Since Annette lives, no man is ever going to be as romantic to her as the teenage boy who died pushing her out of harm’s way. That means she’s fine with the fact that he posted revenge porn online of one young woman. She accepts that he sexually assaulted at least one other girl.

Cecile owning her story—vis a vis distributing copies of his journal to the entire school that detail how she was the virginal sacrifice and pawn in Sebastian and Kathryn’s game—is one of the few actual redemptive moments of the film. Instead of being shamed, she willing risks destroying her reputation in order to destroy Kathryn. But in the process, she is still enabling Sebastian to posthumously explain himself and gain sympathy from the audience.

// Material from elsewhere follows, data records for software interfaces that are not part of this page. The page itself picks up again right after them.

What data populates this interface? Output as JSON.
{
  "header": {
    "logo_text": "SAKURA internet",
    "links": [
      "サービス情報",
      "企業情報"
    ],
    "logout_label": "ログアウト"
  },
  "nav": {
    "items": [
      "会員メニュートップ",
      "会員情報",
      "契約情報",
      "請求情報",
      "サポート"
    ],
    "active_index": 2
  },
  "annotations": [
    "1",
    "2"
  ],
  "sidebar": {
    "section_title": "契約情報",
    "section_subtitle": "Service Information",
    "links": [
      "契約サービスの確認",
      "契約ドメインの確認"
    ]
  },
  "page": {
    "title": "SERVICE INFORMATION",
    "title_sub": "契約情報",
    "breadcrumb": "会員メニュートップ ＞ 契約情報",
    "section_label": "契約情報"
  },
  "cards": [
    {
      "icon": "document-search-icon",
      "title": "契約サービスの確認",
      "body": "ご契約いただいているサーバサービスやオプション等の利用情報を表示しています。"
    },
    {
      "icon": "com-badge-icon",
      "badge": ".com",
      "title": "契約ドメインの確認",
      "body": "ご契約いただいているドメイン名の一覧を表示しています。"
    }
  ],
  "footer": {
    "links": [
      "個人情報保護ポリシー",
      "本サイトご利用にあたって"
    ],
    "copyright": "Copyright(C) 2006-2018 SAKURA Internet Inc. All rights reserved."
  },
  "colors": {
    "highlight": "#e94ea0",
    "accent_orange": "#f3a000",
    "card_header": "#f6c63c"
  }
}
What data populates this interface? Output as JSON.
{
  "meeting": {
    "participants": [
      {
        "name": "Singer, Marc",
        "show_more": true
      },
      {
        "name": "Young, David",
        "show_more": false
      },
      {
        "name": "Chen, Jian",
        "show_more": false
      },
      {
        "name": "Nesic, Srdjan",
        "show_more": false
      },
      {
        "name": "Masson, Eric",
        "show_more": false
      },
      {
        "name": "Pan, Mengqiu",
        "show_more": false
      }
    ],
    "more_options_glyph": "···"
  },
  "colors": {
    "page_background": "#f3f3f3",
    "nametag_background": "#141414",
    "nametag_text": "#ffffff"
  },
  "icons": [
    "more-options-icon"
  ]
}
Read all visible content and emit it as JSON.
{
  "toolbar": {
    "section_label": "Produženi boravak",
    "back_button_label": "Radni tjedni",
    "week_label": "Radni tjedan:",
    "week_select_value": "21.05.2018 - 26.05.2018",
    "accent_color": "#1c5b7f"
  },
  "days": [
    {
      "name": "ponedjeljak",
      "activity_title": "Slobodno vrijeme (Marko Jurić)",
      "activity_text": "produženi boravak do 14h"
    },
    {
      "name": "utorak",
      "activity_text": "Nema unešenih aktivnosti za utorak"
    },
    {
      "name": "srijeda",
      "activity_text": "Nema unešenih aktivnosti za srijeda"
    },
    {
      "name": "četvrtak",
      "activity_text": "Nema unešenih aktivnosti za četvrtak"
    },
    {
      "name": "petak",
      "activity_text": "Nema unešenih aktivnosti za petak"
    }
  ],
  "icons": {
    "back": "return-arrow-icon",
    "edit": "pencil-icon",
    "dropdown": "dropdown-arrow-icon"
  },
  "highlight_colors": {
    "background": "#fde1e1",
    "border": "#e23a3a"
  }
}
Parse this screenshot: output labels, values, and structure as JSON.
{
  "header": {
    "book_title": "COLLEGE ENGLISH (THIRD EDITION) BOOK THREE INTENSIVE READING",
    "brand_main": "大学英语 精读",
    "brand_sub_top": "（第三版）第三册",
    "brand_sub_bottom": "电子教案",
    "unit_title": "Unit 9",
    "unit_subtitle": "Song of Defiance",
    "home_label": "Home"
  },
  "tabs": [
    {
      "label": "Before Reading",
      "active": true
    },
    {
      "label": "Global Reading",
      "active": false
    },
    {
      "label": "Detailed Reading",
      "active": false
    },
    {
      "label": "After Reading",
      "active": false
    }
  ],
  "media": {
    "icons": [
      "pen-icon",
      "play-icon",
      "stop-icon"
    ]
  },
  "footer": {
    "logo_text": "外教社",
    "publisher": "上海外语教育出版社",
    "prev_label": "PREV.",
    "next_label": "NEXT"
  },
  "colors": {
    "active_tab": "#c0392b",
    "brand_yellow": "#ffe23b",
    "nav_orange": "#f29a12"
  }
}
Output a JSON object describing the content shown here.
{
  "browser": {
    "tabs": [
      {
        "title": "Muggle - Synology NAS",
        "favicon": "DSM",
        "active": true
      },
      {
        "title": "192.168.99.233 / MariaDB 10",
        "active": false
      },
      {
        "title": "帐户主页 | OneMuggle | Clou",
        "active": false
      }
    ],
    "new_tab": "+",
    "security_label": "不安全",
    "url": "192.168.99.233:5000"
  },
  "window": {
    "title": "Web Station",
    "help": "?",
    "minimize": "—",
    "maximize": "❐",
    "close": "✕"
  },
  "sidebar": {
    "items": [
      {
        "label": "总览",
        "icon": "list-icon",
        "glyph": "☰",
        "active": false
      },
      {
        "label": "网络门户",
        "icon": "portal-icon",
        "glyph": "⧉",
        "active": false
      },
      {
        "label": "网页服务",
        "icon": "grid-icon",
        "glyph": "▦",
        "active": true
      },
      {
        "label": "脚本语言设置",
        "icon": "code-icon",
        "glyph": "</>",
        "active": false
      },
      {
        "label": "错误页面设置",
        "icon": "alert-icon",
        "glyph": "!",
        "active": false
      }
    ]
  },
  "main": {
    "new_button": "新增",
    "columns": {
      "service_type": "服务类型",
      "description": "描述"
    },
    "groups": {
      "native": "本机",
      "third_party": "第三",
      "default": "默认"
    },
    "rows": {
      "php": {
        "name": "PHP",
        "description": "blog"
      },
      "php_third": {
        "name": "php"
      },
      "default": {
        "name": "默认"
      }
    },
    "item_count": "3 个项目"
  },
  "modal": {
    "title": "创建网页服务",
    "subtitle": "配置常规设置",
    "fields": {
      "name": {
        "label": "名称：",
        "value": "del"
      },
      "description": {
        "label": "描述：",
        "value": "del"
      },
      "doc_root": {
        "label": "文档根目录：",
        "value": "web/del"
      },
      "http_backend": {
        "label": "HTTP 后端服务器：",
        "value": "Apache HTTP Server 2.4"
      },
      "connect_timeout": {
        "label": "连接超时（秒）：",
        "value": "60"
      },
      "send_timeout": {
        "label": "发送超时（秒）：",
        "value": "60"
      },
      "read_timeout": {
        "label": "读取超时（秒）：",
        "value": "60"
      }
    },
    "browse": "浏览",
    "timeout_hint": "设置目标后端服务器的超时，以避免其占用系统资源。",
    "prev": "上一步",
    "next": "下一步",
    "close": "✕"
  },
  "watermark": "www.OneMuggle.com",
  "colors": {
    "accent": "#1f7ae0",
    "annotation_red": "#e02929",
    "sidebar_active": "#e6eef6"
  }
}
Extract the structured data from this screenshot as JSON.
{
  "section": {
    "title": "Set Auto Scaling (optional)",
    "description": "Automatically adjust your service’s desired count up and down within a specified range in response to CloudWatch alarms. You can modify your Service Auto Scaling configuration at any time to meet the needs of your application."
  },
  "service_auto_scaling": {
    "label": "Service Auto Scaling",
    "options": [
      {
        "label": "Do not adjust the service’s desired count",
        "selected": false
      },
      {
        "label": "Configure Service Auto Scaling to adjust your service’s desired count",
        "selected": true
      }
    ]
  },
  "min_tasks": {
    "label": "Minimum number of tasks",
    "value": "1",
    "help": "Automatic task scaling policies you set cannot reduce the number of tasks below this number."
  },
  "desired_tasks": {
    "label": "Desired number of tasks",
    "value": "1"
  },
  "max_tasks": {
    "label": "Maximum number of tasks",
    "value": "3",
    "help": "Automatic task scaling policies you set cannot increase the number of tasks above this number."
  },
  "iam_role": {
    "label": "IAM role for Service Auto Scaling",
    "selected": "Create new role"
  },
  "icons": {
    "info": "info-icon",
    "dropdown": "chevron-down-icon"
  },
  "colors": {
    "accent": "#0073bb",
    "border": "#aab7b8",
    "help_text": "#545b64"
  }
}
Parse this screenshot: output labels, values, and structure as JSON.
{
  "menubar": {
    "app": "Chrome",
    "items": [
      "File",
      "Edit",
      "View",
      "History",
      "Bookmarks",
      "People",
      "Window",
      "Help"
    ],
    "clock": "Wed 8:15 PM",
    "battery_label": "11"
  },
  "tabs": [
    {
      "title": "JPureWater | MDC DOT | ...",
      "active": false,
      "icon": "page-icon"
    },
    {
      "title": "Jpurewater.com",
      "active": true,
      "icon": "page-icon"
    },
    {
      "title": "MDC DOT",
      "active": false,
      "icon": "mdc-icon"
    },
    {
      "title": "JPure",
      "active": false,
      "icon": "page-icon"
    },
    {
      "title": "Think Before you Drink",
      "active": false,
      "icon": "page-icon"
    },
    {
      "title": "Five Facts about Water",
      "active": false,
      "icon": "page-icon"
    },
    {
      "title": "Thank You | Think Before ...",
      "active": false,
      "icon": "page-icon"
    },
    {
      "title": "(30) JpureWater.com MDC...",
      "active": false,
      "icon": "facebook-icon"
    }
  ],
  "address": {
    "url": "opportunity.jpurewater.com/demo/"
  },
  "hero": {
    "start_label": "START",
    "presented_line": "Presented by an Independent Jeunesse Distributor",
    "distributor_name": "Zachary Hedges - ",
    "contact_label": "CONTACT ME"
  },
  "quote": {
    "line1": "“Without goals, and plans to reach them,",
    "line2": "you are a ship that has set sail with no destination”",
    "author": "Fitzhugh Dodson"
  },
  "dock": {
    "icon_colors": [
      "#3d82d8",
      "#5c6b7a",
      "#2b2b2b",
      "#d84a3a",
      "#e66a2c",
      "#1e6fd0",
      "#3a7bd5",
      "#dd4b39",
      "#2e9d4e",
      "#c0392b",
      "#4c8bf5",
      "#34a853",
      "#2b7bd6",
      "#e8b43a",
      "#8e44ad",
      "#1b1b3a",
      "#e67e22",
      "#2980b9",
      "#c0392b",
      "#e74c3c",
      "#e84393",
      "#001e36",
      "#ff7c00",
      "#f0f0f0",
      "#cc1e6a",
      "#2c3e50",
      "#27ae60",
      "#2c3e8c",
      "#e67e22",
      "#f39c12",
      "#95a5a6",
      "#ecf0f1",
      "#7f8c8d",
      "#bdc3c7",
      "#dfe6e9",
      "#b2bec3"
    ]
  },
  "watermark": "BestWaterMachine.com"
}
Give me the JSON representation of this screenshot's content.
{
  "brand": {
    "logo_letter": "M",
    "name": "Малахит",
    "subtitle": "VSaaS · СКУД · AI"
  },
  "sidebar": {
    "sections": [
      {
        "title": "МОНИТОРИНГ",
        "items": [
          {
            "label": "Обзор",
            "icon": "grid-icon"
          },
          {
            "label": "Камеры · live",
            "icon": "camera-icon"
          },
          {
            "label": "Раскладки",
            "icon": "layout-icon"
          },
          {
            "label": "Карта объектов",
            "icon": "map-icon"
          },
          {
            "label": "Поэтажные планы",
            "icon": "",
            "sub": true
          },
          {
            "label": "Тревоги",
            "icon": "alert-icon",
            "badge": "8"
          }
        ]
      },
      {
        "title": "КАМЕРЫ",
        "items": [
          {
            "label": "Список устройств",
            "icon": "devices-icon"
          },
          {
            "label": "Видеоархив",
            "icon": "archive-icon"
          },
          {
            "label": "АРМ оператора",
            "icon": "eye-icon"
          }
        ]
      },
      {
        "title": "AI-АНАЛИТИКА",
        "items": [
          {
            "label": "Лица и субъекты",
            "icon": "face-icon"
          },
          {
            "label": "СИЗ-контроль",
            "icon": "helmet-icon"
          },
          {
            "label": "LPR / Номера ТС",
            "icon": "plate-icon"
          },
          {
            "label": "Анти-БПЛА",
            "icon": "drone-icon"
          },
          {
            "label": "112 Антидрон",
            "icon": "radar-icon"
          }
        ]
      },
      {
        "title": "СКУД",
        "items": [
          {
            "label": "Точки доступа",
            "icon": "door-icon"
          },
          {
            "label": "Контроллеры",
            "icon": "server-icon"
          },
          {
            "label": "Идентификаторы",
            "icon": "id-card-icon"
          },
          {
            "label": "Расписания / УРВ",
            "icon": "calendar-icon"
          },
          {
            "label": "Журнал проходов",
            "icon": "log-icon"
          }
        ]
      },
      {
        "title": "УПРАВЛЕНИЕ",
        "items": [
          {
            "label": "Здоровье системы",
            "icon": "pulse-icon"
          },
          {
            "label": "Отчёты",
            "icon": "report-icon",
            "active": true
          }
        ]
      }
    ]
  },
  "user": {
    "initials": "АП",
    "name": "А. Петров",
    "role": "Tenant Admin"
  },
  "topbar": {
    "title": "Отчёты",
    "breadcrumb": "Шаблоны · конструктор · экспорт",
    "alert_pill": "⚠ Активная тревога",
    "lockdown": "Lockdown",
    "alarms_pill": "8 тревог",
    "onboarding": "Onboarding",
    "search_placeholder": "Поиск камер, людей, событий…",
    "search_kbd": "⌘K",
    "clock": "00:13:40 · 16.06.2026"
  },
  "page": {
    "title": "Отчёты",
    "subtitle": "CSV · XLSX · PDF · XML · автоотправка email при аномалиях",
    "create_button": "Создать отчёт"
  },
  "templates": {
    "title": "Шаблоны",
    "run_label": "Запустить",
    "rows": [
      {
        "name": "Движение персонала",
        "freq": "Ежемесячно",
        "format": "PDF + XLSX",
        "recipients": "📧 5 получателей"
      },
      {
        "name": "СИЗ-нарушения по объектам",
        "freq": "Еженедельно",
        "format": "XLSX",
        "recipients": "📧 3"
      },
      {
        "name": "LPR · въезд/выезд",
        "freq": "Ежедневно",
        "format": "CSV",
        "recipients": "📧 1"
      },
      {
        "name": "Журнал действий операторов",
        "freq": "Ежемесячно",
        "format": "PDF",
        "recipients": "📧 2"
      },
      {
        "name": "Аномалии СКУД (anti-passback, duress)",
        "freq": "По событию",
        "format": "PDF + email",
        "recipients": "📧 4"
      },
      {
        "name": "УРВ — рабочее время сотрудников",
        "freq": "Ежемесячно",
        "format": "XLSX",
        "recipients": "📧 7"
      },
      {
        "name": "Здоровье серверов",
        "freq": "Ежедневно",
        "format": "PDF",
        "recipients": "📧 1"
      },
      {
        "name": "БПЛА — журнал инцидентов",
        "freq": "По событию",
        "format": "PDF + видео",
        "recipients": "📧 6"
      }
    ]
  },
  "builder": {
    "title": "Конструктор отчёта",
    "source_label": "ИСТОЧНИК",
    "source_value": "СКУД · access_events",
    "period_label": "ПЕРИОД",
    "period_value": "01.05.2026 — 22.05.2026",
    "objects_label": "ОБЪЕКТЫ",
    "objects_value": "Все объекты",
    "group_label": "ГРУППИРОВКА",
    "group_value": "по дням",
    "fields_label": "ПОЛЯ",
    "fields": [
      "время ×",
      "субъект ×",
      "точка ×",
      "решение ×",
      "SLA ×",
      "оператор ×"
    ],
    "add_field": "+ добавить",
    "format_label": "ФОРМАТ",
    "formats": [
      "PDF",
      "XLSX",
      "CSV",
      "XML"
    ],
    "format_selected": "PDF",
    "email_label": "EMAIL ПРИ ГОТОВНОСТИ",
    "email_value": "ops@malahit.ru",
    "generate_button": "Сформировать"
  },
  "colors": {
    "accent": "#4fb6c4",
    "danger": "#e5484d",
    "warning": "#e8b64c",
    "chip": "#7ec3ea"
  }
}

It’s worth noting that director Roger Kumble chose to have Sebastian assault Cecile through oral pleasure in Cruel Intentions. He has admitted that he wrote the film in 12 days and online versions of the script are dated February 10, 1998. That means Kumble started the project on about January 28 or 29. On January 27, the day after President Clinton announced to the nation that he did “not have sexual relations with that woman, Monica Lewinsky,” her former lover, Andy Bleiler, admitted publicly that Lewinsky had told him she had performed oral sex on Clinton. The Clinton-Lewinsky scandal may have no relevance to the plot of this film, but we can’t ignore that the power dynamics of sex and pleasure were at the forefront of the nation’s mind just days before Kumble began writing the script. 

Within this context, it’s also interesting to see how Cecile’s rape narrative is complicated by the fact that she has an orgasm. Although Sebastion gives her alcohol and performs oral sex on her without consent, the audience may have been able to forgive Sebastian for assaulting Cecile because of that moment. Even Kathryn focuses on the fact that Cecile describes (what she doesn’t even know to be) an orgasm, instead of the fact that Sebastian did things to her body without her consent, when she tells her story.

Many people were and remain hesitant to accept Lewinsky’s experience as a #MeToo moment, largely because of the way she was sexualized in the media—but she has, in recent years, come to see that her relationship with the President signified an abuse of power.

Our collective denial of her story, and other sexual assault survivors’ stories, is why it is important to revisit films like Cruel Intentions decades after we first experience them. It’s also why, 20 years after it came to the big screen, I won’t be saving myself a seat.


Michelle Bright teaches writing at the University of Mississippi. She has an M.A. in Southern Studies from the Center for the Study of Southern Culture.